Dataset excerpts
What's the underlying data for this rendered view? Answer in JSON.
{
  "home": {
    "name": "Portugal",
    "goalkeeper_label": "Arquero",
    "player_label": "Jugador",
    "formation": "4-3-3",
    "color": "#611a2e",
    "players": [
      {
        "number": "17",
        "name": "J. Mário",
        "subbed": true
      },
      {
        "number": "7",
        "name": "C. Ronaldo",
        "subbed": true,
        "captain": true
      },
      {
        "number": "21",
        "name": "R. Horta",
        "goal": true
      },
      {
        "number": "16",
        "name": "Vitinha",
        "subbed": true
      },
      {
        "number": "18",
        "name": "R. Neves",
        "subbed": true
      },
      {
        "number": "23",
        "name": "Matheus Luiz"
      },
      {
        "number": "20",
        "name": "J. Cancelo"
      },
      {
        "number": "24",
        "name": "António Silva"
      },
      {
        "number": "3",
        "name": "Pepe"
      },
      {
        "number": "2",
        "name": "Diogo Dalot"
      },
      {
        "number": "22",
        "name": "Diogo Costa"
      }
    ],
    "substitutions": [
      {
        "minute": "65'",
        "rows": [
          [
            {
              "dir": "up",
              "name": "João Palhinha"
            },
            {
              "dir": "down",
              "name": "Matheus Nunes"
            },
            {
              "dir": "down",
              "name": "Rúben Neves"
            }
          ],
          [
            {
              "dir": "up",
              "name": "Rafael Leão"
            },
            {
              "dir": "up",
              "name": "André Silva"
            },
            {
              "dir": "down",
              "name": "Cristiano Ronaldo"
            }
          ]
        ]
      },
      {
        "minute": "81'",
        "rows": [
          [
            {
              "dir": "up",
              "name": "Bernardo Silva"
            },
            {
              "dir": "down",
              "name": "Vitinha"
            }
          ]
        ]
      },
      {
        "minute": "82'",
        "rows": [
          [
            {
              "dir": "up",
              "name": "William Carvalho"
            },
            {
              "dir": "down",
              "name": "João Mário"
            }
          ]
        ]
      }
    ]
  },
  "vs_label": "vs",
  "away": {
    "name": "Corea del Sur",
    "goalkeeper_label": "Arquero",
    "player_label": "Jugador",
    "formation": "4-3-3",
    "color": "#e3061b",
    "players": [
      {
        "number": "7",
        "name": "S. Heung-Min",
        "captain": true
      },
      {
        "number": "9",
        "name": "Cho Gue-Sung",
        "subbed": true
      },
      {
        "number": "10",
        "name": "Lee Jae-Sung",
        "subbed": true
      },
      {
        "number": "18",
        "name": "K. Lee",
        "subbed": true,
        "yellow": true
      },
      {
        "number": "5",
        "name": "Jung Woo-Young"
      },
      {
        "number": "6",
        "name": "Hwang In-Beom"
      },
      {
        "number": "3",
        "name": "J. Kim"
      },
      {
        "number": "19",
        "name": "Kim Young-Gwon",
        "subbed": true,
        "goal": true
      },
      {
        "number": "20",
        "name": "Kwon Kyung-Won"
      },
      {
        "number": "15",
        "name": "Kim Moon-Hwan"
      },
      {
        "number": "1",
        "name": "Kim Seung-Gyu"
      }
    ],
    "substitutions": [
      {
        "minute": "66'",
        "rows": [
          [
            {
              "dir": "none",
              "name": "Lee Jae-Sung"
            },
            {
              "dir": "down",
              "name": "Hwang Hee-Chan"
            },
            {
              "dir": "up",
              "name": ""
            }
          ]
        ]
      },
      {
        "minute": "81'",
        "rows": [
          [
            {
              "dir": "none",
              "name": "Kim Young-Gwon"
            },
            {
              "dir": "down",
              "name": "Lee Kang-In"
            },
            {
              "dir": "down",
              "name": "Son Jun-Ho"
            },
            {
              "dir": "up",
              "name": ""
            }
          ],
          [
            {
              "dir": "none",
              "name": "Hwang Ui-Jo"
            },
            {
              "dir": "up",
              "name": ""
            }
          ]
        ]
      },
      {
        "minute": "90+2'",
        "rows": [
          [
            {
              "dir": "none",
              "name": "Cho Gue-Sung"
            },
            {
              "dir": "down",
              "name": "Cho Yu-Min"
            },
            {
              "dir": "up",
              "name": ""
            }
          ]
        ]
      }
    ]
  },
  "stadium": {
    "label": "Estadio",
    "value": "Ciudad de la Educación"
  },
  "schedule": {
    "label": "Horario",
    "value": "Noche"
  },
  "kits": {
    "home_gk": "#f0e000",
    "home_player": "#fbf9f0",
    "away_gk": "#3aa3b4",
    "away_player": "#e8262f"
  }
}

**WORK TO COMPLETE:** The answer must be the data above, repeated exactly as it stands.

**RESULT:**
What's the underlying data for this rendered view? Answer in JSON.
{
  "home": {
    "name": "Portugal",
    "goalkeeper_label": "Arquero",
    "player_label": "Jugador",
    "formation": "4-3-3",
    "color": "#611a2e",
    "players": [
      {
        "number": "17",
        "name": "J. Mário",
        "subbed": true
      },
      {
        "number": "7",
        "name": "C. Ronaldo",
        "subbed": true,
        "captain": true
      },
      {
        "number": "21",
        "name": "R. Horta",
        "goal": true
      },
      {
        "number": "16",
        "name": "Vitinha",
        "subbed": true
      },
      {
        "number": "18",
        "name": "R. Neves",
        "subbed": true
      },
      {
        "number": "23",
        "name": "Matheus Luiz"
      },
      {
        "number": "20",
        "name": "J. Cancelo"
      },
      {
        "number": "24",
        "name": "António Silva"
      },
      {
        "number": "3",
        "name": "Pepe"
      },
      {
        "number": "2",
        "name": "Diogo Dalot"
      },
      {
        "number": "22",
        "name": "Diogo Costa"
      }
    ],
    "substitutions": [
      {
        "minute": "65'",
        "rows": [
          [
            {
              "dir": "up",
              "name": "João Palhinha"
            },
            {
              "dir": "down",
              "name": "Matheus Nunes"
            },
            {
              "dir": "down",
              "name": "Rúben Neves"
            }
          ],
          [
            {
              "dir": "up",
              "name": "Rafael Leão"
            },
            {
              "dir": "up",
              "name": "André Silva"
            },
            {
              "dir": "down",
              "name": "Cristiano Ronaldo"
            }
          ]
        ]
      },
      {
        "minute": "81'",
        "rows": [
          [
            {
              "dir": "up",
              "name": "Bernardo Silva"
            },
            {
              "dir": "down",
              "name": "Vitinha"
            }
          ]
        ]
      },
      {
        "minute": "82'",
        "rows": [
          [
            {
              "dir": "up",
              "name": "William Carvalho"
            },
            {
              "dir": "down",
              "name": "João Mário"
            }
          ]
        ]
      }
    ]
  },
  "vs_label": "vs",
  "away": {
    "name": "Corea del Sur",
    "goalkeeper_label": "Arquero",
    "player_label": "Jugador",
    "formation": "4-3-3",
    "color": "#e3061b",
    "players": [
      {
        "number": "7",
        "name": "S. Heung-Min",
        "captain": true
      },
      {
        "number": "9",
        "name": "Cho Gue-Sung",
        "subbed": true
      },
      {
        "number": "10",
        "name": "Lee Jae-Sung",
        "subbed": true
      },
      {
        "number": "18",
        "name": "K. Lee",
        "subbed": true,
        "yellow": true
      },
      {
        "number": "5",
        "name": "Jung Woo-Young"
      },
      {
        "number": "6",
        "name": "Hwang In-Beom"
      },
      {
        "number": "3",
        "name": "J. Kim"
      },
      {
        "number": "19",
        "name": "Kim Young-Gwon",
        "subbed": true,
        "goal": true
      },
      {
        "number": "20",
        "name": "Kwon Kyung-Won"
      },
      {
        "number": "15",
        "name": "Kim Moon-Hwan"
      },
      {
        "number": "1",
        "name": "Kim Seung-Gyu"
      }
    ],
    "substitutions": [
      {
        "minute": "66'",
        "rows": [
          [
            {
              "dir": "none",
              "name": "Lee Jae-Sung"
            },
            {
              "dir": "down",
              "name": "Hwang Hee-Chan"
            },
            {
              "dir": "up",
              "name": ""
            }
          ]
        ]
      },
      {
        "minute": "81'",
        "rows": [
          [
            {
              "dir": "none",
              "name": "Kim Young-Gwon"
            },
            {
              "dir": "down",
              "name": "Lee Kang-In"
            },
            {
              "dir": "down",
              "name": "Son Jun-Ho"
            },
            {
              "dir": "up",
              "name": ""
            }
          ],
          [
            {
              "dir": "none",
              "name": "Hwang Ui-Jo"
            },
            {
              "dir": "up",
              "name": ""
            }
          ]
        ]
      },
      {
        "minute": "90+2'",
        "rows": [
          [
            {
              "dir": "none",
              "name": "Cho Gue-Sung"
            },
            {
              "dir": "down",
              "name": "Cho Yu-Min"
            },
            {
              "dir": "up",
              "name": ""
            }
          ]
        ]
      }
    ]
  },
  "stadium": {
    "label": "Estadio",
    "value": "Ciudad de la Educación"
  },
  "schedule": {
    "label": "Horario",
    "value": "Noche"
  },
  "kits": {
    "home_gk": "#f0e000",
    "home_player": "#fbf9f0",
    "away_gk": "#3aa3b4",
    "away_player": "#e8262f"
  }
}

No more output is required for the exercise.